Luis BuÃ±uel was given the Career Golden Lion in 1982 by the Venice Film Festival and the FIPRESCI Prize â" Honorable Mention in 1969 by the Berlin Film Festival. In 1977, he received the National Prize for Arts and Sciences for Fine Arts. At the 11th Moscow International Film Festival in 1979, he was awarded with the Honorable Prize for the contribution to cinema.
See also, Luis BuÃ±uel bibliography
- Luis BuÃ±uel: Biografia Critica (Spanish Edition) [Paperback] by J. Francisco Aranda (Author) Paperback: 479 pages. Publisher: Lumen; Nueva ed. rev. y aumentada edition (1975) . Language: Spanish . ISBN 8426410553. ISBN 978-8426410559.

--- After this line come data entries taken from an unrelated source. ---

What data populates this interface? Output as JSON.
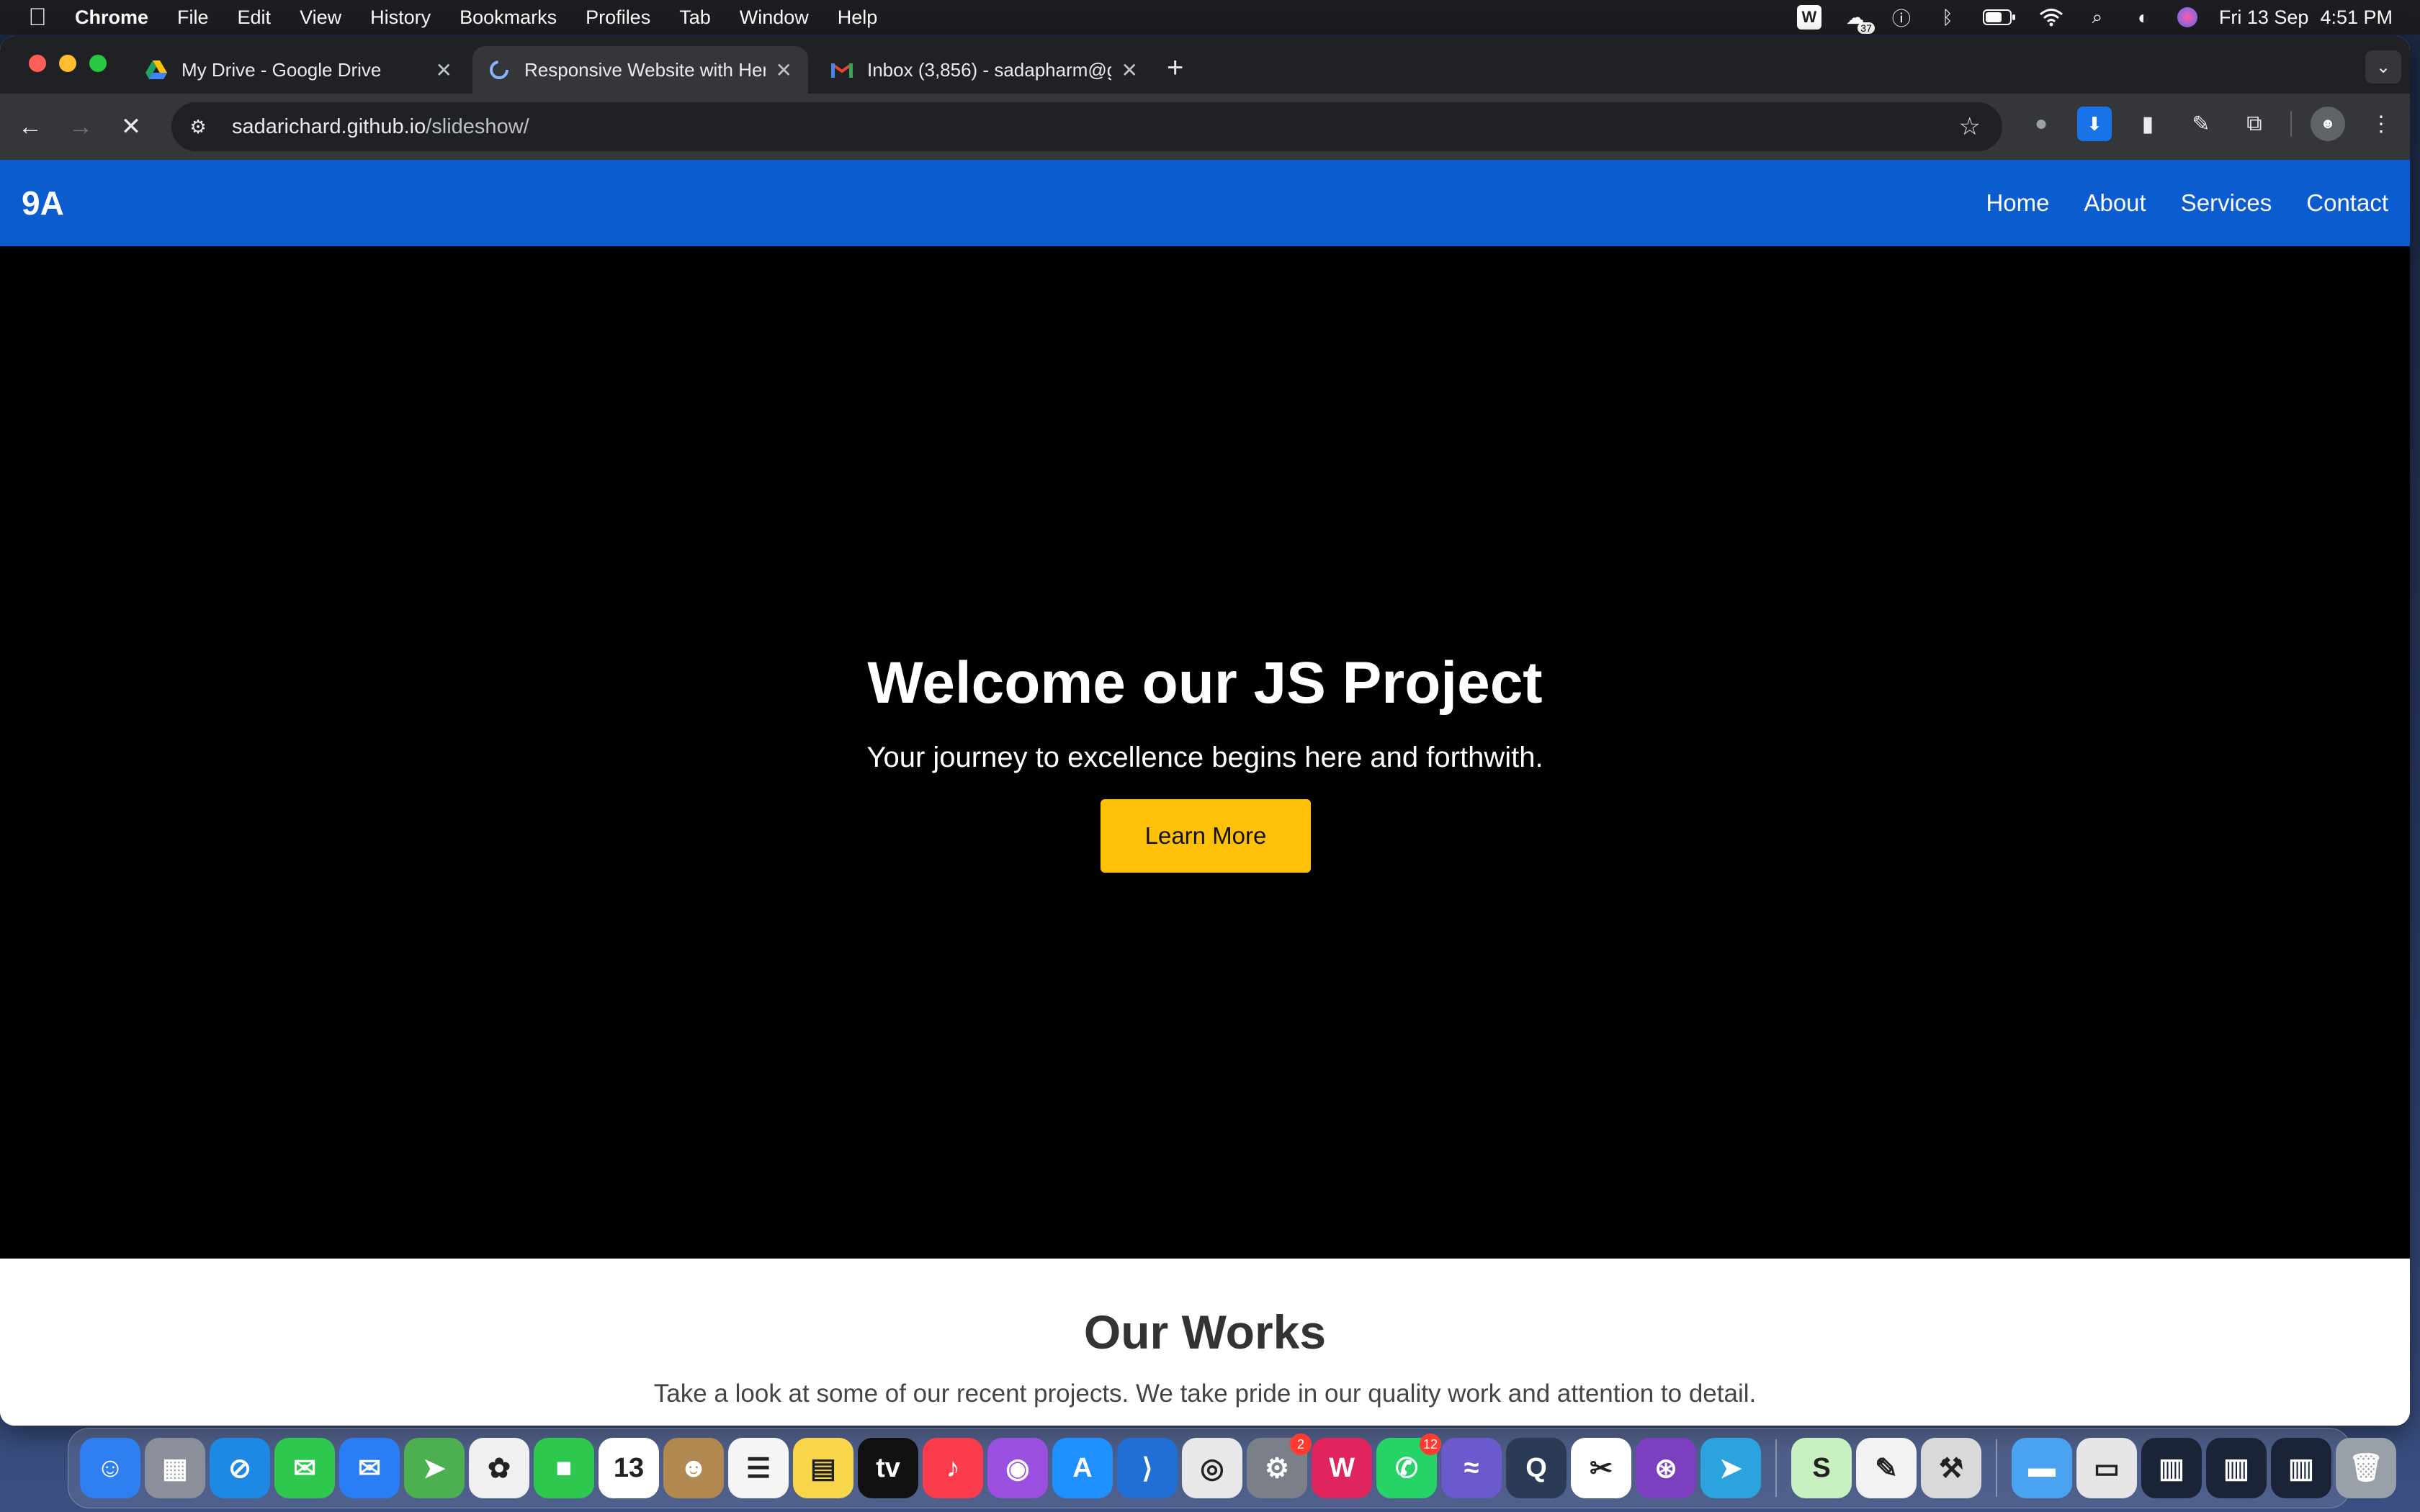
{
  "menubar": {
    "app_name": "Chrome",
    "items": [
      "File",
      "Edit",
      "View",
      "History",
      "Bookmarks",
      "Profiles",
      "Tab",
      "Window",
      "Help"
    ],
    "status_badge": "37",
    "date": "Fri 13 Sep",
    "time": "4:51 PM"
  },
  "browser": {
    "tabs": [
      {
        "title": "My Drive - Google Drive",
        "icon": "google-drive-icon"
      },
      {
        "title": "Responsive Website with Her",
        "icon": "loading-spinner-icon"
      },
      {
        "title": "Inbox (3,856) - sadapharm@g",
        "icon": "gmail-icon"
      }
    ],
    "new_tab_label": "+",
    "url_host": "sadarichard.github.io",
    "url_path": "/slideshow/"
  },
  "site": {
    "logo": "9A",
    "nav": [
      "Home",
      "About",
      "Services",
      "Contact"
    ],
    "hero": {
      "title": "Welcome our JS Project",
      "subtitle": "Your journey to excellence begins here and forthwith.",
      "cta": "Learn More"
    },
    "works": {
      "title": "Our Works",
      "subtitle": "Take a look at some of our recent projects. We take pride in our quality work and attention to detail."
    }
  },
  "dock": {
    "apps": [
      {
        "name": "finder",
        "glyph": "☺",
        "color": "#2f7ff0"
      },
      {
        "name": "launchpad",
        "glyph": "▦",
        "color": "#8a8f99"
      },
      {
        "name": "safari",
        "glyph": "⊘",
        "color": "#1e88e5"
      },
      {
        "name": "messages",
        "glyph": "✉",
        "color": "#2ec84f"
      },
      {
        "name": "mail",
        "glyph": "✉",
        "color": "#2a7ef5"
      },
      {
        "name": "maps",
        "glyph": "➤",
        "color": "#4caf50"
      },
      {
        "name": "photos",
        "glyph": "✿",
        "color": "#f0f0f0"
      },
      {
        "name": "facetime",
        "glyph": "■",
        "color": "#2ec84f"
      },
      {
        "name": "calendar",
        "glyph": "13",
        "color": "#ffffff"
      },
      {
        "name": "contacts",
        "glyph": "☻",
        "color": "#b08850"
      },
      {
        "name": "reminders",
        "glyph": "☰",
        "color": "#f5f5f5"
      },
      {
        "name": "notes",
        "glyph": "▤",
        "color": "#f9d649"
      },
      {
        "name": "apple-tv",
        "glyph": "tv",
        "color": "#111111"
      },
      {
        "name": "music",
        "glyph": "♪",
        "color": "#fa3c4c"
      },
      {
        "name": "podcasts",
        "glyph": "◉",
        "color": "#9b4fe0"
      },
      {
        "name": "app-store",
        "glyph": "A",
        "color": "#1e90ff"
      },
      {
        "name": "vscode",
        "glyph": "⟩",
        "color": "#1f6fd6"
      },
      {
        "name": "chrome",
        "glyph": "◎",
        "color": "#e8e8e8"
      },
      {
        "name": "system-settings",
        "glyph": "⚙",
        "color": "#7a7f88",
        "badge": "2"
      },
      {
        "name": "wps-office",
        "glyph": "W",
        "color": "#e0245e"
      },
      {
        "name": "whatsapp",
        "glyph": "✆",
        "color": "#25d366",
        "badge": "12"
      },
      {
        "name": "cloud-app",
        "glyph": "≈",
        "color": "#6a5acd"
      },
      {
        "name": "quicktime",
        "glyph": "Q",
        "color": "#2b3a55"
      },
      {
        "name": "capcut",
        "glyph": "✂",
        "color": "#ffffff"
      },
      {
        "name": "github-desktop",
        "glyph": "⊛",
        "color": "#7b3fbf"
      },
      {
        "name": "telegram",
        "glyph": "➤",
        "color": "#2aa3de"
      },
      {
        "name": "sheets-app",
        "glyph": "S",
        "color": "#c9f0c0"
      },
      {
        "name": "textedit",
        "glyph": "✎",
        "color": "#f2f2f2"
      },
      {
        "name": "automator",
        "glyph": "⚒",
        "color": "#d9d9d9"
      },
      {
        "name": "downloads-folder",
        "glyph": "▬",
        "color": "#4aa3f0"
      },
      {
        "name": "window-preview-1",
        "glyph": "▭",
        "color": "#e6e6e6"
      },
      {
        "name": "window-preview-2",
        "glyph": "▥",
        "color": "#1a2436"
      },
      {
        "name": "window-preview-3",
        "glyph": "▥",
        "color": "#1a2436"
      },
      {
        "name": "window-preview-4",
        "glyph": "▥",
        "color": "#1a2436"
      },
      {
        "name": "trash",
        "glyph": "🗑",
        "color": "#9aa0a8"
      }
    ]
  },
  "colors": {
    "site_nav": "#0b5ccf",
    "cta": "#ffc107",
    "hero_bg": "#000000"
  }
}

- Luis BuÃ±uel, Mi Ultimo Suspiro (English translation My Last Sigh Alfred A. Knopf, 1983).
- Luis BuÃ±uel: The Red Years, 1929â"1939 (Wisconsin Film Studies). 

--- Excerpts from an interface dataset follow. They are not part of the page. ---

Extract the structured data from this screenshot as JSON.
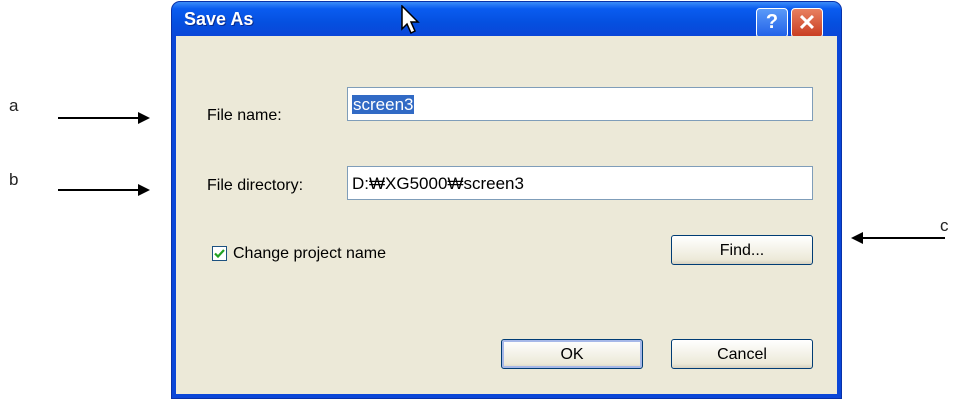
{
  "annotations": {
    "a": "a",
    "b": "b",
    "c": "c"
  },
  "dialog": {
    "title": "Save As",
    "help_button": "?",
    "close_button": "✕",
    "file_name_label": "File name:",
    "file_name_value": "screen3",
    "file_directory_label": "File directory:",
    "file_directory_value": "D:₩XG5000₩screen3",
    "checkbox_label": "Change project name",
    "checkbox_checked": true,
    "find_label": "Find...",
    "ok_label": "OK",
    "cancel_label": "Cancel"
  },
  "colors": {
    "titlebar": "#0a46d8",
    "client": "#ece9d8",
    "selection": "#316ac5"
  }
}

- Froylan Enciso, "En defensa del poeta BuÃ±uel", en Andar fronteras. El servicio diplomÃ¡tico de Octavio Paz en Francia (1946â"1951), Siglo XXI, 2008, pp.Â 130â"134 y 353â"357.

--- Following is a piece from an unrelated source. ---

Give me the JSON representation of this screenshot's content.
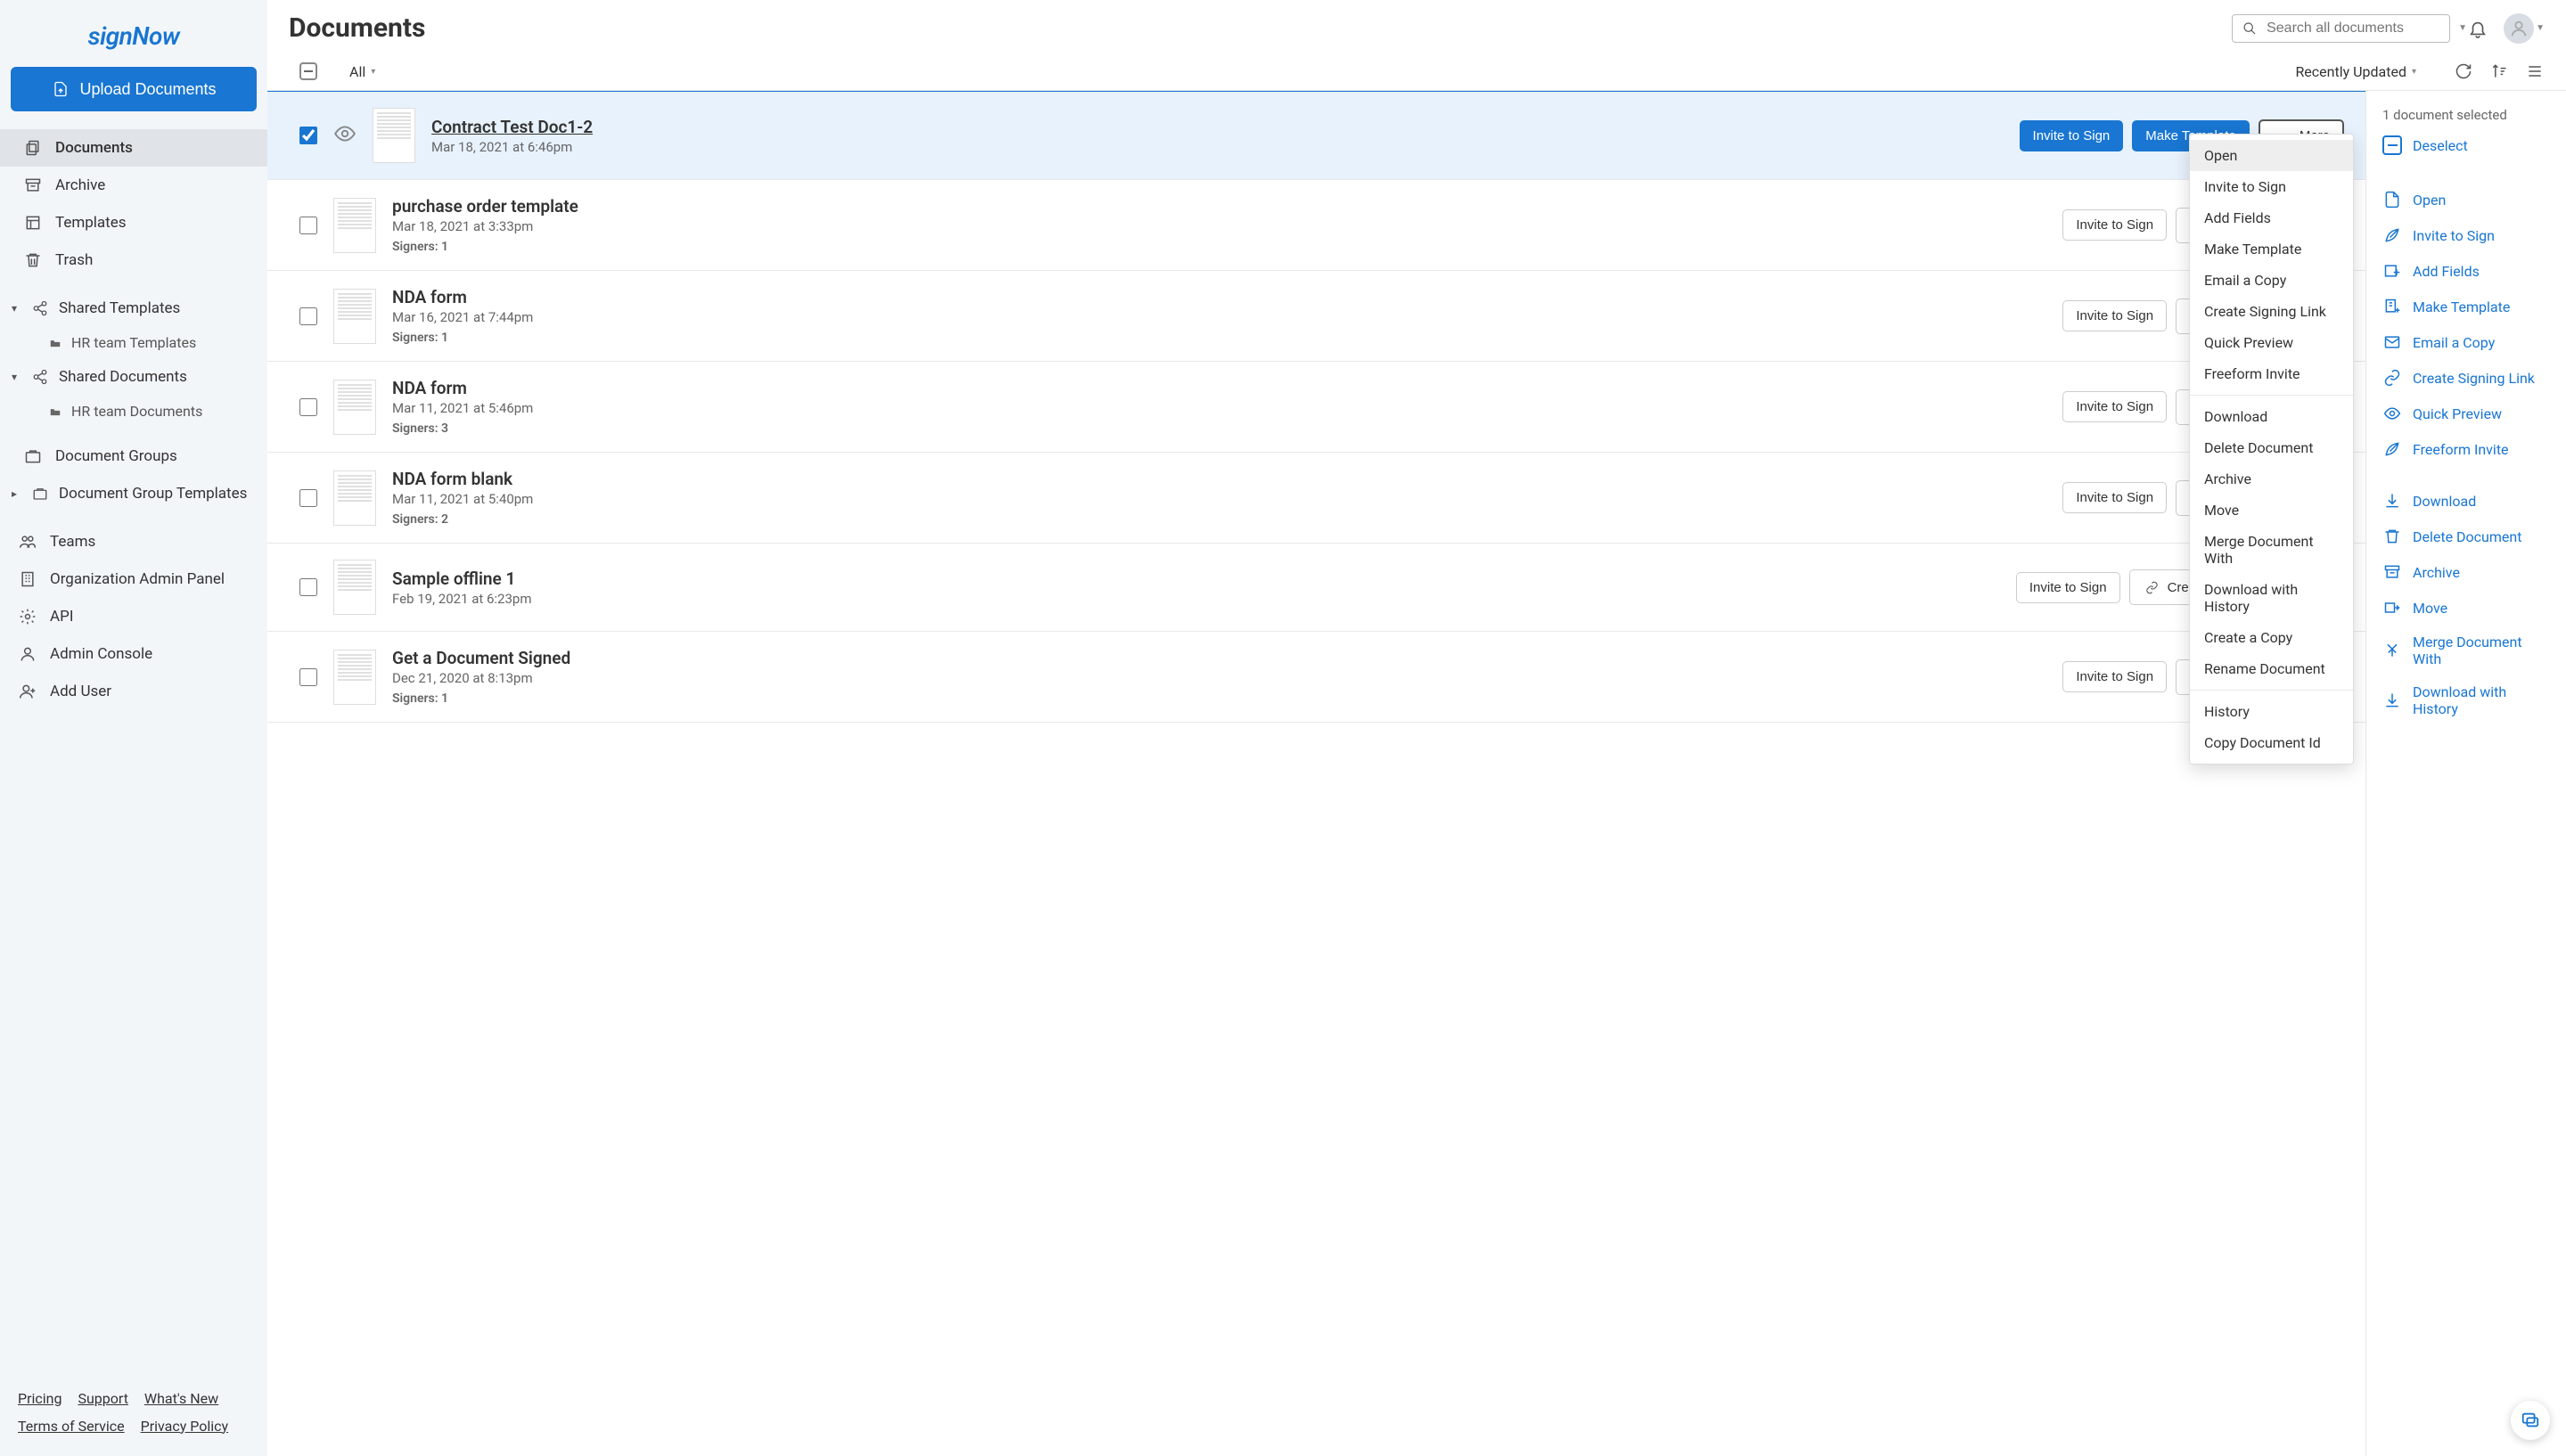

- Michael Koller "Un Chien Andalou", Senses of Cinema January 2001 Retrieved on 26 July 2006.
- Ignacio Javier LÃ³pez, The Old Age of William Tell: A Study of BuÃ±uel's '"Tristana", MLN 116 (2001): 295â"314.
- Ignacio Javier LÃ³pez, "Film, Freud and Paranoia: DalÃ and the Representation of Male Desire in An Andalusian Dog", "'Diacritics'" 31,2 (2003): 35â"48.
- Javier Espada y Elena Cervera, MÃ©xico fotografiado por Luis BuÃ±uel.
- Javier Espada y Elena Cervera, BuÃ±uel. Entre 2 Mundos.
- Javier Espada y Asier Mensuro, Album fotografico de la familia BuÃ±uel.
- Luis BuÃ±uel at the Internet Movie Database
- Senses of Cinema: Great Directors Critical Database
- They Shoot Pictures, Don't They?
- Interview with Jean-Claude Carriere â" Bunuel's screenwriter and friend
- The Religious Affiliation of Luis BuÃ±uel
- The Luis BuÃ±uel Film Institute
- Luis BuÃ±uel at Find a Grave
- La furia umana, nÂ°6, multilanguage dossier (texts by Gilberto Perez, Adrian Martin, Toni D'Angela, Alberto Abruzzese and others) 
- Bunuel Bibliography (via UC Berkeley)
- BuÃ±uel biography